--- Your objective ---
Count the lines below that carry the word "qaautodeploy". Answer with that number alone.

***** Information shown

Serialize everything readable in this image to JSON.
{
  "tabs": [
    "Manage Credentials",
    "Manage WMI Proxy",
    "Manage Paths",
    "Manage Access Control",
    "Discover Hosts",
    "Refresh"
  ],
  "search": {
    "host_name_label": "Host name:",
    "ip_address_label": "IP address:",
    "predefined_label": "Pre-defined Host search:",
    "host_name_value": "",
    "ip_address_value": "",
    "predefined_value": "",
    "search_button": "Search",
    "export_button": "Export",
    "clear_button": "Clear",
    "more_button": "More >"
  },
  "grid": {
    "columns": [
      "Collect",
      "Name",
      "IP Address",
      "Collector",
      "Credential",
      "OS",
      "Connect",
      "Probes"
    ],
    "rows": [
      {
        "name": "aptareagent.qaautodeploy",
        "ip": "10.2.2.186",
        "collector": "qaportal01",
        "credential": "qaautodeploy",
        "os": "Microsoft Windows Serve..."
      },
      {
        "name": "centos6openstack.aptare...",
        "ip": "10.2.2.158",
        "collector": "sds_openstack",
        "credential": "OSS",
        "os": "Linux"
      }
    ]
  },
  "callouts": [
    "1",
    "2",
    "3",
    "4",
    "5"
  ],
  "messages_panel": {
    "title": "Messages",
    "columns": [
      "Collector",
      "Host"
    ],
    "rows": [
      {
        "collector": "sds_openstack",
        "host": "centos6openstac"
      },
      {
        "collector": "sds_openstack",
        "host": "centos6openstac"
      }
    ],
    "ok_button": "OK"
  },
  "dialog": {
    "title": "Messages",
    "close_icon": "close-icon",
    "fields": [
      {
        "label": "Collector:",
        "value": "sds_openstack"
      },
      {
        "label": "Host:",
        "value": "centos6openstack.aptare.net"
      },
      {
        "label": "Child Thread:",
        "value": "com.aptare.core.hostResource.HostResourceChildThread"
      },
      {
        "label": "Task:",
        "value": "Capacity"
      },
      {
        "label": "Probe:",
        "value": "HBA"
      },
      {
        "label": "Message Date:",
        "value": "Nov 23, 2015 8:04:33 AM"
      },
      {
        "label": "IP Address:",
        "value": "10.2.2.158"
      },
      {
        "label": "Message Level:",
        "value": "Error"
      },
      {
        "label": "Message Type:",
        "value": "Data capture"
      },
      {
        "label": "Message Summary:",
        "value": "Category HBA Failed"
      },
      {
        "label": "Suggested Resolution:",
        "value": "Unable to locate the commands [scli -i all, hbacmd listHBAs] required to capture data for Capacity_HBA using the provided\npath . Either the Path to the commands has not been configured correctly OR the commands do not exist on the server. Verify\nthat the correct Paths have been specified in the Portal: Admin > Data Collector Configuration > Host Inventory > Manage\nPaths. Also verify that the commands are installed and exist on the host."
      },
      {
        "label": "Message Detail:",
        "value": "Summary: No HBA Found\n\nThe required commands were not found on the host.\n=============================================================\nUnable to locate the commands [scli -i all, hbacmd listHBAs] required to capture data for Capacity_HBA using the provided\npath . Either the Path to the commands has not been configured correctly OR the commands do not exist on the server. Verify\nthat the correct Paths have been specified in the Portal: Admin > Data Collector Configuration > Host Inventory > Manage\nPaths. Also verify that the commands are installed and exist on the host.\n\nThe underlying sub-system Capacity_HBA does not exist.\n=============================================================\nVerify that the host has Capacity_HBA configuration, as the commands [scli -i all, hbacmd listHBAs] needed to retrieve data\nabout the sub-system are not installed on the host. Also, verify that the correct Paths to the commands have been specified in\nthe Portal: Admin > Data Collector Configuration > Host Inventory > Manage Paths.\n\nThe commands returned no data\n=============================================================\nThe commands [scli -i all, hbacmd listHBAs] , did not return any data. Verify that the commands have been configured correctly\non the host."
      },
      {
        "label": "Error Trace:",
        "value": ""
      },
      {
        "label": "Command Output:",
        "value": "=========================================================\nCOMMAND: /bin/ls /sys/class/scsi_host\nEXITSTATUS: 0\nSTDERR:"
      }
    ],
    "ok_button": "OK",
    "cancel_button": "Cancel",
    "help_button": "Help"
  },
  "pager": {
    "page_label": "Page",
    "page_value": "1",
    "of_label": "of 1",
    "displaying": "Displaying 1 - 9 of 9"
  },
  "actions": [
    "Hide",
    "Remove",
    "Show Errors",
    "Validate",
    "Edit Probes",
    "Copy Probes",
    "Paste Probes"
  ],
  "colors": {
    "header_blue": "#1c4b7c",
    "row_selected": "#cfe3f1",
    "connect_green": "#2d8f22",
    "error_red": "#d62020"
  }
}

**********

--- Reply to the task ---
2